▶ _Source records_:

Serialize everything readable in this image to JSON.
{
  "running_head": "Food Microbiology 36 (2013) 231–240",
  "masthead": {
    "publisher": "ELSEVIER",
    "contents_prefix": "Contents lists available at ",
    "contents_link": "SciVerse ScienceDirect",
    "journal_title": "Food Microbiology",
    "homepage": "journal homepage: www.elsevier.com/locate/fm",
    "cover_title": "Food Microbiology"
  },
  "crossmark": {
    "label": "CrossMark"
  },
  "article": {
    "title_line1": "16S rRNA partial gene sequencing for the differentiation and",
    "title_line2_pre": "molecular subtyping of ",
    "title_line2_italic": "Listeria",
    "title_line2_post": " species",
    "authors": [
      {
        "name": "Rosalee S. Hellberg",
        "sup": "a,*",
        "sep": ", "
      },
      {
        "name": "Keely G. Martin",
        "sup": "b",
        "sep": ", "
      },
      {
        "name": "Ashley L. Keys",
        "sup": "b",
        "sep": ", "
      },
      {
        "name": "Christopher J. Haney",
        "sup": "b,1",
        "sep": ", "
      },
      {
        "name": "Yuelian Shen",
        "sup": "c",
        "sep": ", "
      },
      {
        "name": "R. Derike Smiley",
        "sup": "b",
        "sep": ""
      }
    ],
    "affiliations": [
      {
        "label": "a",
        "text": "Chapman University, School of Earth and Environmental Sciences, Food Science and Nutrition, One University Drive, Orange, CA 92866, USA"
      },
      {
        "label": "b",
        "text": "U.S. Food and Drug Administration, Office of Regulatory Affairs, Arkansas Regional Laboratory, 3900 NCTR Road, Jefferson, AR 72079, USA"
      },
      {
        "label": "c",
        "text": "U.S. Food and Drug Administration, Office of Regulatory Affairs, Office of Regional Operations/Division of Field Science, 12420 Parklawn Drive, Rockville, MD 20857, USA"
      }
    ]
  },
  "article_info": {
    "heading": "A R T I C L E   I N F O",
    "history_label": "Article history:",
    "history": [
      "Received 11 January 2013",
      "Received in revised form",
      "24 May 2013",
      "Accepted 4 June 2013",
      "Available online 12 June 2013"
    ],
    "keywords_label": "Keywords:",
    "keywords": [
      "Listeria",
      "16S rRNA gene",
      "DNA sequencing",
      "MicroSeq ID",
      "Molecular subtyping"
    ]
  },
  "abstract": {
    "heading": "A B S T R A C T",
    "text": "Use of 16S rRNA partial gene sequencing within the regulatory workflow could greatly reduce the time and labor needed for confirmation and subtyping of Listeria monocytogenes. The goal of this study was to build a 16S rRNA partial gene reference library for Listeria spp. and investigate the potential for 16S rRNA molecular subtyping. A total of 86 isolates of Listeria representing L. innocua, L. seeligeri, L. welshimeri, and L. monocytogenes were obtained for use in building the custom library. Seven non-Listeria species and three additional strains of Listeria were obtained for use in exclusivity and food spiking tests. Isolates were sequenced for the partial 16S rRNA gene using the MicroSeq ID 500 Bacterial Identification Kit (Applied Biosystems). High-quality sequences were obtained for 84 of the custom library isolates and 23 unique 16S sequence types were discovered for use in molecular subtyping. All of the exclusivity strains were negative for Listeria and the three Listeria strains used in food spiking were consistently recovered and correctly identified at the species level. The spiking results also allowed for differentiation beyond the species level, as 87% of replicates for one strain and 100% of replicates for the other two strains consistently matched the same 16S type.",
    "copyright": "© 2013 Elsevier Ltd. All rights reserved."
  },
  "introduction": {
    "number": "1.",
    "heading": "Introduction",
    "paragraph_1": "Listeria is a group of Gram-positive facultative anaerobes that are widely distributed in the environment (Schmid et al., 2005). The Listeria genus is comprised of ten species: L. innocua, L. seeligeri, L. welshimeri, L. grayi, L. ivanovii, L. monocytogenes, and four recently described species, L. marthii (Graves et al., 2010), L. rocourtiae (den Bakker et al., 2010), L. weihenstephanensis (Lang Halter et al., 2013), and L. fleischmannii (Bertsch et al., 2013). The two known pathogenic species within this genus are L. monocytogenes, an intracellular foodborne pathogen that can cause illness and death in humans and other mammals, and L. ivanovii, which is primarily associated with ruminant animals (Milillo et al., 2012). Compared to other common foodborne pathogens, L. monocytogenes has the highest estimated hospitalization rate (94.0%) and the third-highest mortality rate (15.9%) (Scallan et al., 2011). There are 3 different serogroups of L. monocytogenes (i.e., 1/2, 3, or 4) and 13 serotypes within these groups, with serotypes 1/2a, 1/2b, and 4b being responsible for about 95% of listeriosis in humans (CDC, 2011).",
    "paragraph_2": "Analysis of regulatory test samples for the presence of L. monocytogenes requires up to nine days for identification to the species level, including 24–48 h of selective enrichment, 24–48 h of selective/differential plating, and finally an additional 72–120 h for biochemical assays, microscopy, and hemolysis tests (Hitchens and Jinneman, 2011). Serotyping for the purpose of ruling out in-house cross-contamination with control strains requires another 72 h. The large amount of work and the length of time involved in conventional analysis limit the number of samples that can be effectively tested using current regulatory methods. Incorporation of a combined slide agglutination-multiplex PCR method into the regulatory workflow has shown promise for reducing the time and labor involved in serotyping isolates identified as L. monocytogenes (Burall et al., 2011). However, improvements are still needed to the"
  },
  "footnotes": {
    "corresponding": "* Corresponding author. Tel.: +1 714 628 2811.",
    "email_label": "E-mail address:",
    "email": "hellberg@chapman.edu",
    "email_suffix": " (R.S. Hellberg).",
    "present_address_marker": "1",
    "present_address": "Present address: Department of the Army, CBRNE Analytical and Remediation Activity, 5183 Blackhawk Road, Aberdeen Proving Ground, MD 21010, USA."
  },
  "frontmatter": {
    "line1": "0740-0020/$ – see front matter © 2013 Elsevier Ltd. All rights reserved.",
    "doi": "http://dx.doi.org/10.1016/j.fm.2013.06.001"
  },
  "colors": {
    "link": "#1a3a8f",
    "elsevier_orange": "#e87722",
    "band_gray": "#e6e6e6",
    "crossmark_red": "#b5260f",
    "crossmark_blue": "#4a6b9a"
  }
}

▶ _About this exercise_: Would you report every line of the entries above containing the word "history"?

▶ _Task answer_:
    "history_label": "Article history:",
    "history": [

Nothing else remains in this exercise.